The Panel finds that each of the disputed domain names is confusingly similar to a trade mark in which the Complainant has rights.
C. Rights or Legitimate Interests
The Complainant’s primary contention is that the Respondent intentionally selected the disputed domain names for one reason only, namely the fact that they so closely replicated the Complainant’s well-known trade marks and with a view to attracting Internet users to the Respondent’s websites for the commercial gain offered by the pay-per-click advertising links to be found there.
The Complainant recites the examples of what shall constitute rights or legitimate interests for this purpose as set out in paragraph 4(c) of the Policy and contends that none of them is applicable. The Complainant asserts that it has never given the Respondent any permission to use its trade marks or any variants thereof.
In the view of the Panel the Complainant has made out a strong prima facie case. It is difficult to believe that anyone could have come up with the Second Domain Name without having the Complainant firmly in mind and the nature of the insurance-related advertising links to be found on both websites underlines the significance of the Complainant’s trade marks in the field of insurance. The fact that the disputed domain names are meaningless in themselves save as mis-spellings of the Complainant’s trade marks adds to the suspicion surrounding the Respondent’s motives. At the very least, the Respondent has a case to answer.
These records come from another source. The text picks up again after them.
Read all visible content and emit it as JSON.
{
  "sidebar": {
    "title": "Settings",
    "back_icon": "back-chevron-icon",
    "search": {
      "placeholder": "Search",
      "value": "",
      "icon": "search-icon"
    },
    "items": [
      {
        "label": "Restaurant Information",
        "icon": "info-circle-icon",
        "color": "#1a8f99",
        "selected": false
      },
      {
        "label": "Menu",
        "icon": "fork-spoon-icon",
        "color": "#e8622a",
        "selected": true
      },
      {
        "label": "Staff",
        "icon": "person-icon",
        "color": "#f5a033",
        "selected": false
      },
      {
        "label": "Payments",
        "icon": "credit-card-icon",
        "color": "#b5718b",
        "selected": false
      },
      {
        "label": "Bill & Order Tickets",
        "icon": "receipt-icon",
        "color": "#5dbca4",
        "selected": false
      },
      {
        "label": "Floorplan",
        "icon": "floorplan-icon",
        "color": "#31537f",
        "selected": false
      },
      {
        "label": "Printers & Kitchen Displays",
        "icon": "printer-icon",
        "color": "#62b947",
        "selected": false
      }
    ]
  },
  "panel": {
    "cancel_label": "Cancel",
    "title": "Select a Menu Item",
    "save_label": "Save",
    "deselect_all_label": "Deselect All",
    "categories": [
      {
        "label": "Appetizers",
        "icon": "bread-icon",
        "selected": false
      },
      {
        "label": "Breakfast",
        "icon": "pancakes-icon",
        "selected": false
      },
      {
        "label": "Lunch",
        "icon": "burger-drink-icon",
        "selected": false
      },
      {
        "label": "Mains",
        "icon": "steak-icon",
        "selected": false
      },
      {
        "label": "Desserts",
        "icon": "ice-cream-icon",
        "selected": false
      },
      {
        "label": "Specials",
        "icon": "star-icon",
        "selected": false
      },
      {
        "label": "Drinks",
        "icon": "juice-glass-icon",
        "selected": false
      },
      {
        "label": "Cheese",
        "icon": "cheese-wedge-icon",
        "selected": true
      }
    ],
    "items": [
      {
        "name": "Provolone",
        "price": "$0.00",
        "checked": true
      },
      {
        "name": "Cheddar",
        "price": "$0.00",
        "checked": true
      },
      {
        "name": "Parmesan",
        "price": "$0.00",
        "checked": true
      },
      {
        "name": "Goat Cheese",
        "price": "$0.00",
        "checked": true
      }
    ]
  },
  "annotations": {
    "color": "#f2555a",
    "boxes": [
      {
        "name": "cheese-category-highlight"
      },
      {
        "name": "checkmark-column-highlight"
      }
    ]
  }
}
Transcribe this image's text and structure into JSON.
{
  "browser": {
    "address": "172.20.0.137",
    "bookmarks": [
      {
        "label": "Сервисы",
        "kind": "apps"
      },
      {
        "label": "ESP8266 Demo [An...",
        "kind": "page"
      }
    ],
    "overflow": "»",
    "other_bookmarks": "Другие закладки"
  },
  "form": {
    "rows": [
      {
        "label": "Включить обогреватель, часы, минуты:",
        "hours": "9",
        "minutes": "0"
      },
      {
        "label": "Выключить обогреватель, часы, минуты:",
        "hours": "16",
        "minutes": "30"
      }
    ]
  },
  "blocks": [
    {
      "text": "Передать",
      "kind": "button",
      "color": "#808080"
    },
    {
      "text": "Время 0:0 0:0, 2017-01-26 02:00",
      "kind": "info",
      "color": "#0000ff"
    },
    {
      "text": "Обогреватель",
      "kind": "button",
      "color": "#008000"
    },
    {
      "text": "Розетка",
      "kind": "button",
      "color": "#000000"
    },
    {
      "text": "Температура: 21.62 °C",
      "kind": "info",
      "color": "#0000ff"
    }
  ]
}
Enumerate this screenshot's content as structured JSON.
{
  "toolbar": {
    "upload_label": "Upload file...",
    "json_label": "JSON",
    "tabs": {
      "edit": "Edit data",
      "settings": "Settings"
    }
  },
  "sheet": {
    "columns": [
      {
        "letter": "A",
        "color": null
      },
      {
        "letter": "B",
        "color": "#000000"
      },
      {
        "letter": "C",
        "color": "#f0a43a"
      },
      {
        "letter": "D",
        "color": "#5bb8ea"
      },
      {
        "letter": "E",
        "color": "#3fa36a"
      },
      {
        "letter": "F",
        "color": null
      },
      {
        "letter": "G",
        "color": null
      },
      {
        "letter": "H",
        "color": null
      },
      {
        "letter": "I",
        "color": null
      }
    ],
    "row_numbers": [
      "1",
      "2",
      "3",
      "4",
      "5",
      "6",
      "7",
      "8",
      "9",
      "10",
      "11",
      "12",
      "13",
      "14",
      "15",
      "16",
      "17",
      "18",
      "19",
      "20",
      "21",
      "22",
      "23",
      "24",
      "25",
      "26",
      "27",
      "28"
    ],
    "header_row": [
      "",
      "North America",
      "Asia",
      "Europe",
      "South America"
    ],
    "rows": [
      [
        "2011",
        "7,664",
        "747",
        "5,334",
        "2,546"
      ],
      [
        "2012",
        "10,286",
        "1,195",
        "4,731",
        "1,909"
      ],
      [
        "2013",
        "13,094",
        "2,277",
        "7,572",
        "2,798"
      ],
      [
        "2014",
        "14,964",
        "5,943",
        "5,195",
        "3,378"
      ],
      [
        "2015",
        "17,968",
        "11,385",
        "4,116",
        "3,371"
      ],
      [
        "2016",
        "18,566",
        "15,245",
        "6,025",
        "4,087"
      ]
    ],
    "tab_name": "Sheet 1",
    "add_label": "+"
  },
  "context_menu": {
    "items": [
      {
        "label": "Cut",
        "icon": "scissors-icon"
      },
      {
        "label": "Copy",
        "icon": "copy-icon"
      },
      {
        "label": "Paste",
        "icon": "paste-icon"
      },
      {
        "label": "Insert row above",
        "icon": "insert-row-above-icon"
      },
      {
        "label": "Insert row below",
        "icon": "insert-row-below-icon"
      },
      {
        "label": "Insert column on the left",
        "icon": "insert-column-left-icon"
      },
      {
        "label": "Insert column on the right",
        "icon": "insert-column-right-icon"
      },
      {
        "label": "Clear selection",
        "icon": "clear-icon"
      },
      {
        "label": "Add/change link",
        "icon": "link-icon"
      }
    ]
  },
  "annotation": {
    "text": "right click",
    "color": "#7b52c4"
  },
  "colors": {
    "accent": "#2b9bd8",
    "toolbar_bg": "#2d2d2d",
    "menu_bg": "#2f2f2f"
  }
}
In the absence of any response the Panel finds that the Respondent has no rights or legitimate interests in respect of the disputed domain names.
D. Registered and Used in Bad Faith
By the same reasoning and in the absence of any explanation from the Respondent the Panel finds that the Respondent selected the disputed domain names with a view to earning pay-per-click revenue from visitors to its websites, those visitors having been attracted to the Respondent’s websites by the potential for deception inherent in the disputed domain names, namely their confusing similarity with the Complainant’s trade marks.
On the evidence before it, none of which has been challenged by the Respondent, the Panel finds that the disputed domain names were registered and are being used in bad faith within the meaning of paragraph 4(b)(iv) of the Policy.
For all the foregoing reasons, in accordance with paragraphs 4(i) of the Policy and 15 of the Rules, the Panel orders that the First Domain Name, <allstatre.com>, and the Second Domain Name, <encompassinsrance.com>, be transferred to the Complainant.
Dated: April 1, 2011